Tuesday, March 6, 2012
Palomas Gap - Caballo Mountains
This route, an old ,narrow toll road is well known to those with Jeeps, ATVs and dirt bikes, but is probably not hiked all that often. One of the most obvious reasons why would seem to be the necessity of one of those types of vehicles just to get to some kind of reasonable starting point to begin walking.Well, this is not entirely true. We made it to our starting point on the east side of the mountains in a 2 wheel drive pick-up. The problem was was just finding our way among the maze of roads to get there. I drove past two turns and ended up using a road that turned out to not even be on the topo map I used for reference to get there. All but this last couple of miles on that road weren't particularly rough. I was using my hand held GPS with points loaded from my AllTopo software and I still wasted a half an hour or so getting off and then back on track.
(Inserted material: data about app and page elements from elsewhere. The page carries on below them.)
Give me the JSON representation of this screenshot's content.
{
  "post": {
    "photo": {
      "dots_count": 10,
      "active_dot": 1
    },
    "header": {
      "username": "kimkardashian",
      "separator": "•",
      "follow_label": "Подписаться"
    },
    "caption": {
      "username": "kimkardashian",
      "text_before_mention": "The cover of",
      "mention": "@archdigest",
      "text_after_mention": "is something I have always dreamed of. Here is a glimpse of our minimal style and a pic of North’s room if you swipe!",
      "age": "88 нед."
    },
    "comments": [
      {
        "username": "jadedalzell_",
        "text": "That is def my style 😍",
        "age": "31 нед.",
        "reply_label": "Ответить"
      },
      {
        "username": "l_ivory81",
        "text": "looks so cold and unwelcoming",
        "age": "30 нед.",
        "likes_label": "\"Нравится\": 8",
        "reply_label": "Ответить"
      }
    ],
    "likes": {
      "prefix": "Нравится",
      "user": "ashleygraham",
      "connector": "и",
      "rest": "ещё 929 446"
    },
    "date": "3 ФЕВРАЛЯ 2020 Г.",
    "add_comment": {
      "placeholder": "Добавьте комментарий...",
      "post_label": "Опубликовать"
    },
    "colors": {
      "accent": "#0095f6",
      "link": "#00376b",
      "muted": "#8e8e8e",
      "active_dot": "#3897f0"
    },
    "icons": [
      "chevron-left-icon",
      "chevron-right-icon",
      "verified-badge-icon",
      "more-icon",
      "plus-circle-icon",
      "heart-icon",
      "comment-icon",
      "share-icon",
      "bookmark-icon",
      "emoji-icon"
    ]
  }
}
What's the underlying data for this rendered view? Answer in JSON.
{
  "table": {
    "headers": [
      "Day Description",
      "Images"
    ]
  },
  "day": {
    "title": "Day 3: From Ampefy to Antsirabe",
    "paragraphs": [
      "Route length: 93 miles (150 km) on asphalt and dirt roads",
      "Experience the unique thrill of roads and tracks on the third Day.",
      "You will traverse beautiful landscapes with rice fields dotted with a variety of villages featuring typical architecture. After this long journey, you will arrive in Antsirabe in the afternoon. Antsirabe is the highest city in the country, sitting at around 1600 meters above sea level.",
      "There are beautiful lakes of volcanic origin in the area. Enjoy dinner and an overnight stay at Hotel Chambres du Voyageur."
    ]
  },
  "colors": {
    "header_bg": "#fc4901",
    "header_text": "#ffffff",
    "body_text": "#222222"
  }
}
Since this is so far from towns and highways, I don't know if conventional GPS systems that are in use in so many vehicles will be of much use.
The hike itself is spectacular. We started out amongst the low red hills that run along much of the east side of the Caballos. These hills form a parallel low elevation range which forms a barrier that redirects the drainage from the main ridge of the Caballos for many miles into Palomas Gap Creek which flows to the north and then west cutting completely through range. We hiked along the road,which crossed the creek bed a couple of times before beginning its gradual ascent going higher and higher, a small scratch in the massive limestone layers on the south side of the Gap. At its highest point we were probably 500 feet above the dry waterfalls of the creek bottom,with peaks rising 1500 feet above us. We chatted pleasantly with a fellow who stopped whatever adventure he was bound for on his ATV, and I thought I might need to get one of those things for my old age. We made it over to the point where the road begins to do some really long descending switchbacks on the east side. We could see the Rio Grande, the small town of Palomas, and the snow covered Black Range beyond.
After we'd turned around and were heading back, I thought if it weren't for difficulty of access and it's being so far from any population center, this canyon would be a destination. But it isn't. The lone ATVer was the only person we met. And as almost always, it seemed most right to enjoy the desert in solitude. Note: this hike is almost entirely without shade, except in a few spots where it is formed by the road cut itself. Also, although the canyon itself looks like an interesting hike, there several high waterfalls that may require rapelling with a rope or at least some extraordinary rock scrambling skills.